======== DATASET EXCERPTS
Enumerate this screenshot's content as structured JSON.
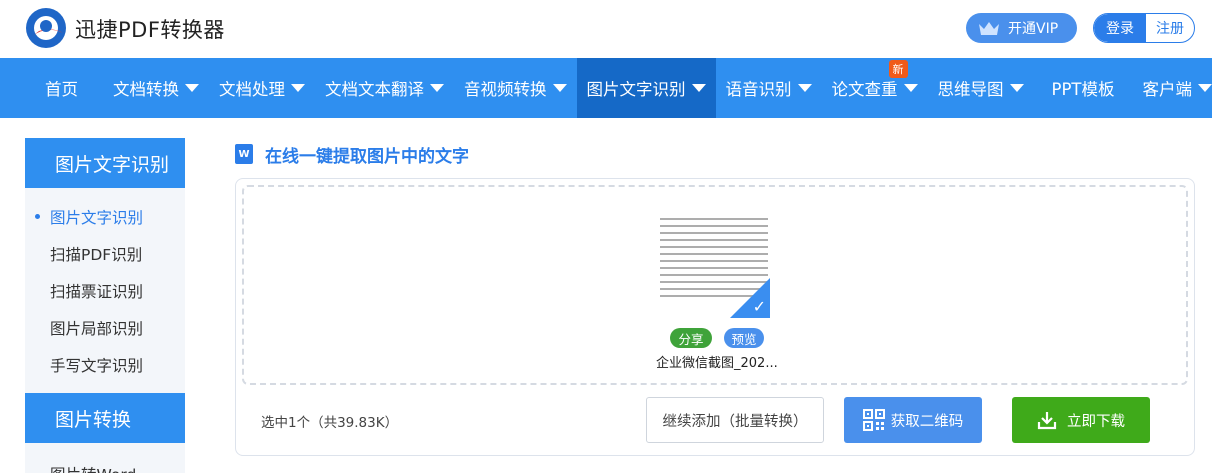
{
  "header": {
    "brand": "迅捷PDF转换器",
    "vip_label": "开通VIP",
    "login_label": "登录",
    "register_label": "注册"
  },
  "nav": {
    "items": [
      {
        "label": "首页",
        "dropdown": false
      },
      {
        "label": "文档转换",
        "dropdown": true
      },
      {
        "label": "文档处理",
        "dropdown": true
      },
      {
        "label": "文档文本翻译",
        "dropdown": true
      },
      {
        "label": "音视频转换",
        "dropdown": true
      },
      {
        "label": "图片文字识别",
        "dropdown": true,
        "active": true
      },
      {
        "label": "语音识别",
        "dropdown": true
      },
      {
        "label": "论文查重",
        "dropdown": true,
        "badge": "新"
      },
      {
        "label": "思维导图",
        "dropdown": true
      },
      {
        "label": "PPT模板",
        "dropdown": false
      },
      {
        "label": "客户端",
        "dropdown": true
      }
    ]
  },
  "sidebar": {
    "section1_title": "图片文字识别",
    "items": [
      {
        "label": "图片文字识别",
        "active": true
      },
      {
        "label": "扫描PDF识别"
      },
      {
        "label": "扫描票证识别"
      },
      {
        "label": "图片局部识别"
      },
      {
        "label": "手写文字识别"
      }
    ],
    "section2_title": "图片转换",
    "section2_items": [
      "图片转Word"
    ]
  },
  "main": {
    "title": "在线一键提取图片中的文字",
    "title_icon_letter": "W",
    "file": {
      "share_label": "分享",
      "preview_label": "预览",
      "name": "企业微信截图_202..."
    },
    "selection_info": "选中1个（共39.83K）",
    "buttons": {
      "add_more": "继续添加（批量转换）",
      "qr": "获取二维码",
      "download": "立即下载"
    }
  },
  "colors": {
    "accent": "#2f8ff0",
    "nav_active": "#1569c7",
    "download_green": "#3faa1a",
    "badge_orange": "#f05a1a"
  }
}
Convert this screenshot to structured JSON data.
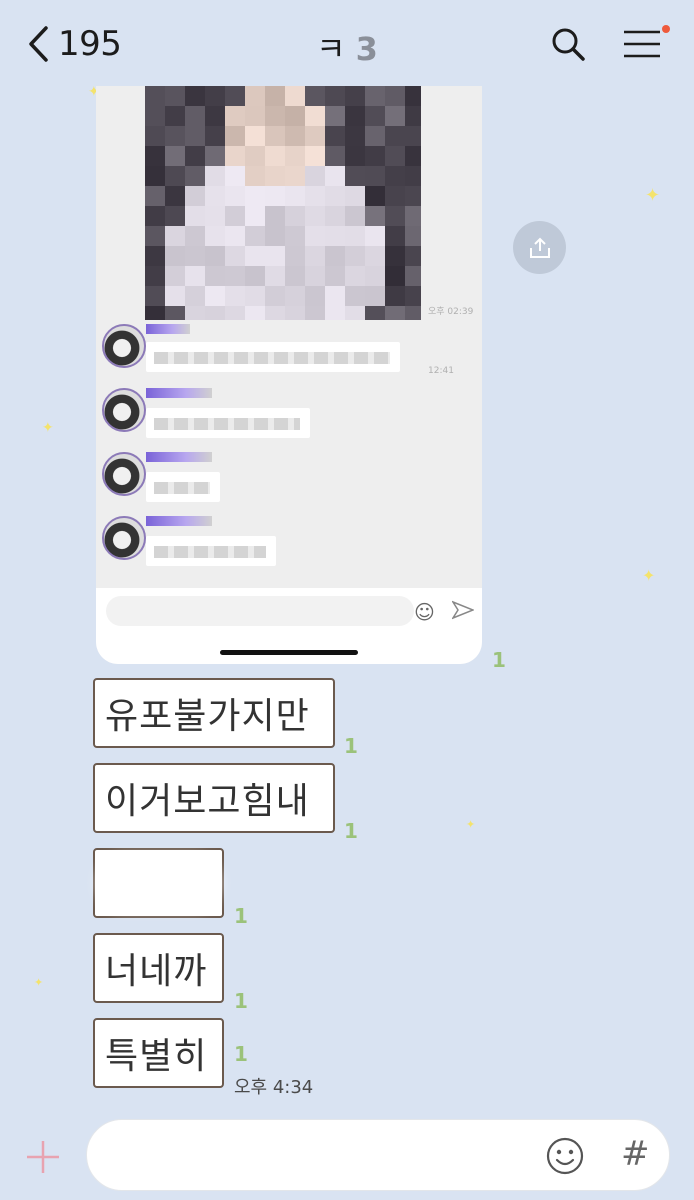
{
  "header": {
    "unread_count": "195",
    "title": "ㅋ",
    "member_count": "3"
  },
  "embedded": {
    "photo_time": "오후 02:39",
    "msg_time": "12:41"
  },
  "messages": [
    {
      "text": "유포불가지만",
      "read": "1"
    },
    {
      "text": "이거보고힘내",
      "read": "1"
    },
    {
      "text": "",
      "read": "1"
    },
    {
      "text": "너네까",
      "read": "1"
    },
    {
      "text": "특별히",
      "read": "1"
    }
  ],
  "image_read": "1",
  "last_time": "오후 4:34",
  "composer": {
    "hash": "#"
  },
  "colors": {
    "background": "#d9e3f2",
    "read_indicator": "#9bc27a",
    "bubble_border": "#6b5a4e",
    "notification_dot": "#ee5a3c"
  }
}
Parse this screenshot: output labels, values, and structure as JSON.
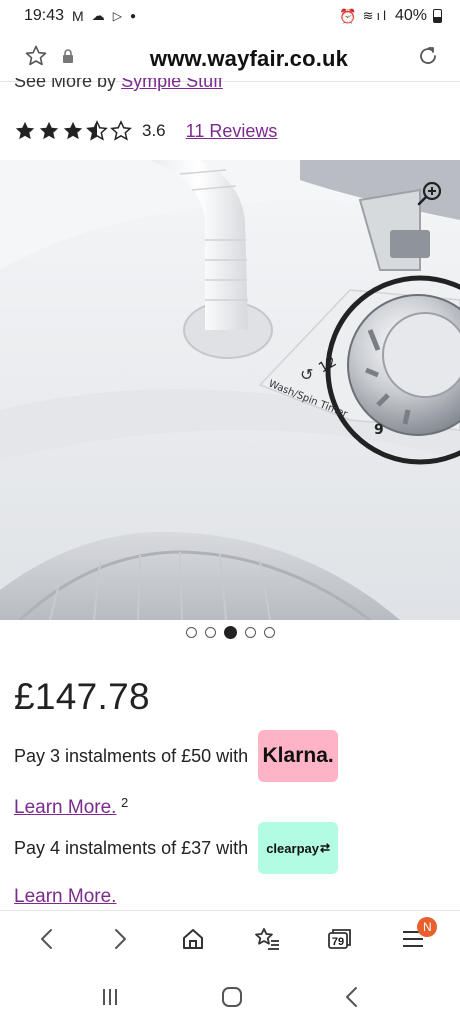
{
  "status_bar": {
    "time": "19:43",
    "battery": "40%"
  },
  "url_bar": {
    "url": "www.wayfair.co.uk"
  },
  "brand_line": {
    "prefix": "See More by",
    "brand": "Symple Stuff"
  },
  "rating": {
    "value": "3.6",
    "stars_filled": 3.5,
    "stars_total": 5,
    "reviews_label": "11 Reviews"
  },
  "gallery": {
    "dial_numbers": [
      "12",
      "9"
    ],
    "dial_caption": "Wash/Spin Timer",
    "image_count": 5,
    "active_index": 2
  },
  "price": "£147.78",
  "klarna": {
    "text": "Pay 3 instalments of £50 with",
    "brand": "Klarna.",
    "learn_more": "Learn More.",
    "footnote": "2"
  },
  "clearpay": {
    "text": "Pay 4 instalments of £37 with",
    "brand": "clearpay",
    "learn_more": "Learn More."
  },
  "browser_nav": {
    "tab_count": "79",
    "menu_badge": "N"
  },
  "colors": {
    "link": "#7b2a8d",
    "klarna_pink": "#ffb3c7",
    "clearpay_mint": "#b2fce4",
    "badge_orange": "#e8612c"
  }
}
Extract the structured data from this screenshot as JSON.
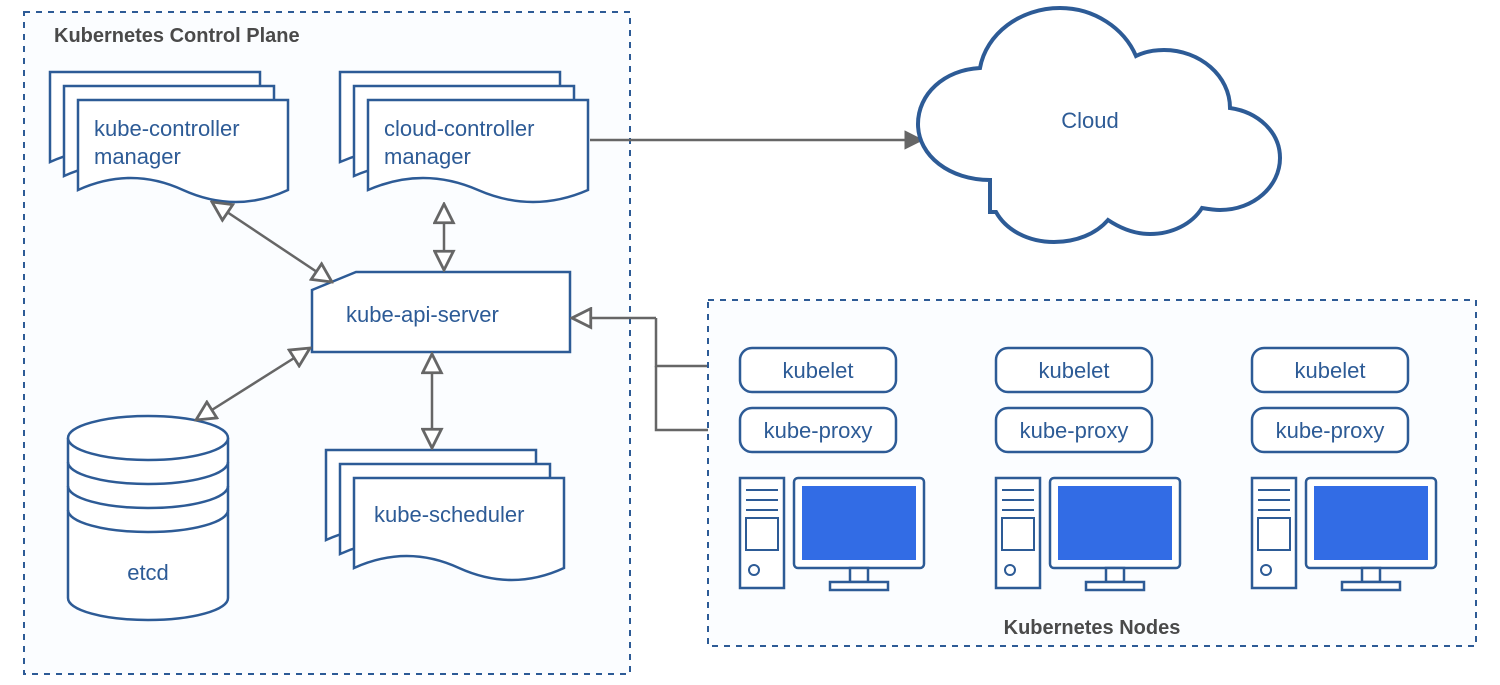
{
  "diagram": {
    "controlPlane": {
      "title": "Kubernetes Control Plane",
      "components": {
        "kubeControllerManager": {
          "line1": "kube-controller",
          "line2": "manager"
        },
        "cloudControllerManager": {
          "line1": "cloud-controller",
          "line2": "manager"
        },
        "kubeApiServer": "kube-api-server",
        "kubeScheduler": "kube-scheduler",
        "etcd": "etcd"
      }
    },
    "cloud": {
      "label": "Cloud"
    },
    "nodes": {
      "title": "Kubernetes Nodes",
      "nodeComponents": {
        "kubelet": "kubelet",
        "kubeProxy": "kube-proxy"
      }
    }
  },
  "colors": {
    "blue": "#326ce5",
    "darkBlue": "#2d5b96",
    "grey": "#666666",
    "lightBg": "#fbfdff"
  }
}
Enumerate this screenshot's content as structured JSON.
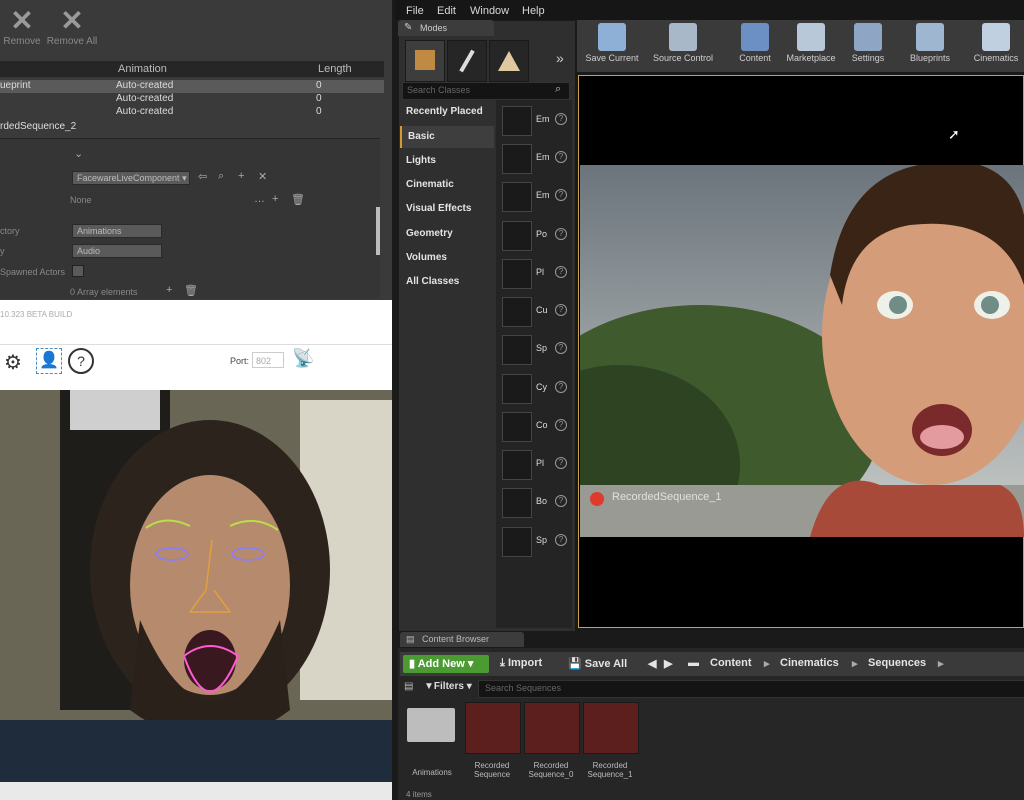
{
  "recorder": {
    "remove_label": "Remove",
    "remove_all_label": "Remove All",
    "columns": {
      "animation": "Animation",
      "length": "Length"
    },
    "rows": [
      {
        "name": "ueprint",
        "animation": "Auto-created",
        "length": "0"
      },
      {
        "name": "",
        "animation": "Auto-created",
        "length": "0"
      },
      {
        "name": "",
        "animation": "Auto-created",
        "length": "0"
      }
    ],
    "sequence_name": "rdedSequence_2",
    "component_value": "FacewareLiveComponent",
    "none_label": "None",
    "directory_label": "ctory",
    "directory_value": "Animations",
    "audio_label": "y",
    "audio_value": "Audio",
    "spawned_label": "Spawned Actors",
    "array_label": "0 Array elements"
  },
  "faceware": {
    "build": "10.323 BETA BUILD",
    "port_label": "Port:",
    "port_value": "802"
  },
  "menu": [
    "File",
    "Edit",
    "Window",
    "Help"
  ],
  "modes": {
    "tab_label": "Modes",
    "search_placeholder": "Search Classes",
    "categories": [
      "Recently Placed",
      "Basic",
      "Lights",
      "Cinematic",
      "Visual Effects",
      "Geometry",
      "Volumes",
      "All Classes"
    ],
    "selected_category": "Basic",
    "items": [
      "Em",
      "Em",
      "Em",
      "Po",
      "Pl",
      "Cu",
      "Sp",
      "Cy",
      "Co",
      "Pl",
      "Bo",
      "Sp"
    ]
  },
  "toolbar": [
    "Save Current",
    "Source Control",
    "Content",
    "Marketplace",
    "Settings",
    "Blueprints",
    "Cinematics"
  ],
  "viewport": {
    "recording_label": "RecordedSequence_1"
  },
  "content_browser": {
    "tab_label": "Content Browser",
    "add_new": "Add New",
    "import": "Import",
    "save_all": "Save All",
    "breadcrumb": [
      "Content",
      "Cinematics",
      "Sequences"
    ],
    "filters": "Filters",
    "search_placeholder": "Search Sequences",
    "assets": [
      "Animations",
      "Recorded Sequence",
      "Recorded Sequence_0",
      "Recorded Sequence_1"
    ],
    "item_count": "4 items"
  },
  "colors": {
    "accent": "#4c9b32",
    "record": "#e03a2c",
    "viewport_border": "#c8a14a"
  }
}
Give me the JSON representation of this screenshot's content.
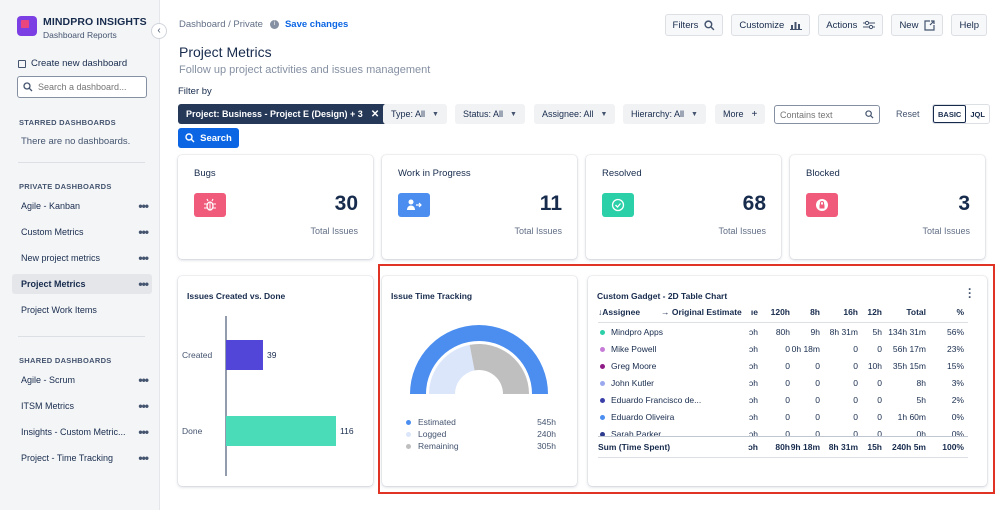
{
  "brand": {
    "title": "MINDPRO INSIGHTS",
    "subtitle": "Dashboard Reports"
  },
  "sidebar": {
    "create_label": "Create new dashboard",
    "search_placeholder": "Search a dashboard...",
    "starred_header": "STARRED DASHBOARDS",
    "starred_empty": "There are no dashboards.",
    "private_header": "PRIVATE DASHBOARDS",
    "private_items": [
      {
        "label": "Agile - Kanban"
      },
      {
        "label": "Custom Metrics"
      },
      {
        "label": "New project metrics"
      },
      {
        "label": "Project Metrics"
      },
      {
        "label": "Project Work Items"
      }
    ],
    "shared_header": "SHARED DASHBOARDS",
    "shared_items": [
      {
        "label": "Agile - Scrum"
      },
      {
        "label": "ITSM Metrics"
      },
      {
        "label": "Insights - Custom Metric..."
      },
      {
        "label": "Project - Time Tracking"
      }
    ]
  },
  "header": {
    "breadcrumb": "Dashboard / Private",
    "save_label": "Save changes",
    "buttons": {
      "filters": "Filters",
      "customize": "Customize",
      "actions": "Actions",
      "new": "New",
      "help": "Help"
    }
  },
  "page": {
    "title": "Project Metrics",
    "subtitle": "Follow up project activities and issues management"
  },
  "filters": {
    "filter_by": "Filter by",
    "project_chip": "Project: Business - Project E (Design) + 3",
    "type": "Type: All",
    "status": "Status: All",
    "assignee": "Assignee: All",
    "hierarchy": "Hierarchy: All",
    "more": "More",
    "contains_placeholder": "Contains text",
    "reset": "Reset",
    "mode_basic": "BASIC",
    "mode_jql": "JQL",
    "search_label": "Search"
  },
  "stats": [
    {
      "label": "Bugs",
      "value": "30",
      "total": "Total Issues",
      "color": "#f15b7b"
    },
    {
      "label": "Work in Progress",
      "value": "11",
      "total": "Total Issues",
      "color": "#4b8ef0"
    },
    {
      "label": "Resolved",
      "value": "68",
      "total": "Total Issues",
      "color": "#2bcfa8"
    },
    {
      "label": "Blocked",
      "value": "3",
      "total": "Total Issues",
      "color": "#f15b7b"
    }
  ],
  "created_done": {
    "title": "Issues Created vs. Done"
  },
  "time_tracking": {
    "title": "Issue Time Tracking",
    "legend": [
      {
        "label": "Estimated",
        "value": "545h",
        "color": "#4b8ef0"
      },
      {
        "label": "Logged",
        "value": "240h",
        "color": "#dbe6fb"
      },
      {
        "label": "Remaining",
        "value": "305h",
        "color": "#bfbfbf"
      }
    ]
  },
  "table_gadget": {
    "title": "Custom Gadget - 2D Table Chart",
    "headers": {
      "assignee": "↓Assignee",
      "orig": "→ Original Estimate",
      "c0": "ıe",
      "c1": "120h",
      "c2": "8h",
      "c3": "16h",
      "c4": "12h",
      "total": "Total",
      "pct": "%"
    },
    "rows": [
      {
        "name": "Mindpro Apps",
        "color": "#2bcfa8",
        "c0": "ɔh",
        "c1": "80h",
        "c2": "9h",
        "c3": "8h 31m",
        "c4": "5h",
        "total": "134h 31m",
        "pct": "56%"
      },
      {
        "name": "Mike Powell",
        "color": "#c77dd8",
        "c0": "ɔh",
        "c1": "0",
        "c2": "0h 18m",
        "c3": "0",
        "c4": "0",
        "total": "56h 17m",
        "pct": "23%"
      },
      {
        "name": "Greg Moore",
        "color": "#8e1b86",
        "c0": "ɔh",
        "c1": "0",
        "c2": "0",
        "c3": "0",
        "c4": "10h",
        "total": "35h 15m",
        "pct": "15%"
      },
      {
        "name": "John Kutler",
        "color": "#9aa9ee",
        "c0": "ɔh",
        "c1": "0",
        "c2": "0",
        "c3": "0",
        "c4": "0",
        "total": "8h",
        "pct": "3%"
      },
      {
        "name": "Eduardo Francisco de...",
        "color": "#3b3fa8",
        "c0": "ɔh",
        "c1": "0",
        "c2": "0",
        "c3": "0",
        "c4": "0",
        "total": "5h",
        "pct": "2%"
      },
      {
        "name": "Eduardo Oliveira",
        "color": "#4b8ef0",
        "c0": "ɔh",
        "c1": "0",
        "c2": "0",
        "c3": "0",
        "c4": "0",
        "total": "1h 60m",
        "pct": "0%"
      },
      {
        "name": "Sarah Parker",
        "color": "#2d3b8f",
        "c0": "ɔh",
        "c1": "0",
        "c2": "0",
        "c3": "0",
        "c4": "0",
        "total": "0h",
        "pct": "0%"
      }
    ],
    "sum": {
      "label": "Sum (Time Spent)",
      "c0": "ɔh",
      "c1": "80h",
      "c2": "9h 18m",
      "c3": "8h 31m",
      "c4": "15h",
      "total": "240h 5m",
      "pct": "100%"
    }
  },
  "chart_data": [
    {
      "type": "bar",
      "orientation": "horizontal",
      "title": "Issues Created vs. Done",
      "categories": [
        "Created",
        "Done"
      ],
      "values": [
        39,
        116
      ],
      "colors": [
        "#5146d8",
        "#4adcb8"
      ]
    },
    {
      "type": "pie",
      "style": "half-donut",
      "title": "Issue Time Tracking",
      "categories": [
        "Estimated",
        "Logged",
        "Remaining"
      ],
      "values": [
        545,
        240,
        305
      ],
      "colors": [
        "#4b8ef0",
        "#dbe6fb",
        "#bfbfbf"
      ]
    }
  ]
}
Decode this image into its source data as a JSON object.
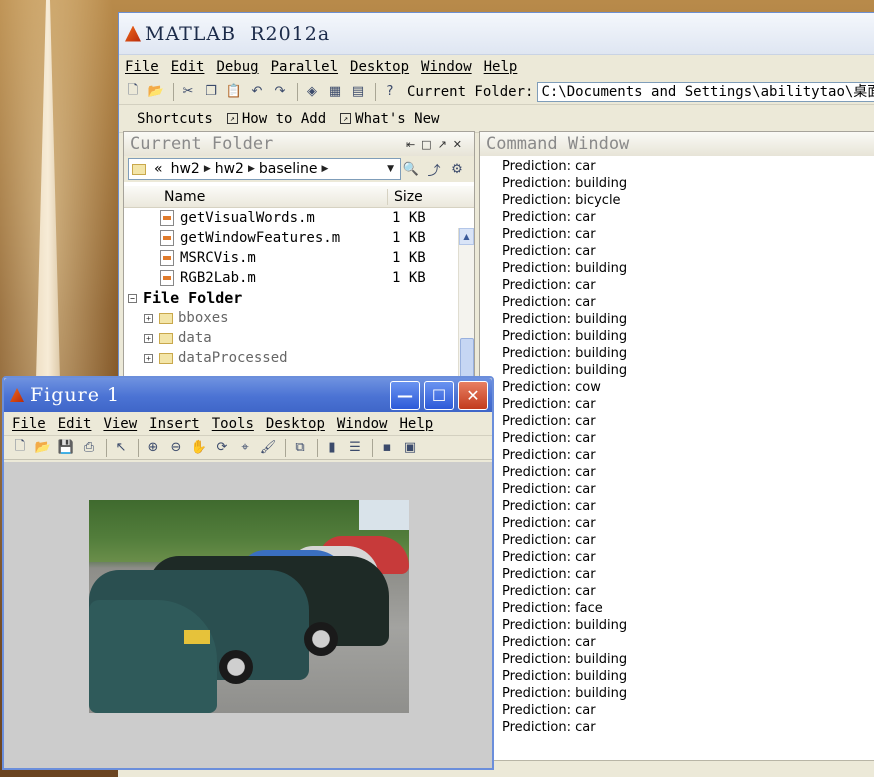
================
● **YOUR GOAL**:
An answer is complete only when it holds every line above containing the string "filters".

● **YOUR RESPONSE**:
    "filters": "Filters",
      "filters": "Filters",
  "filters": {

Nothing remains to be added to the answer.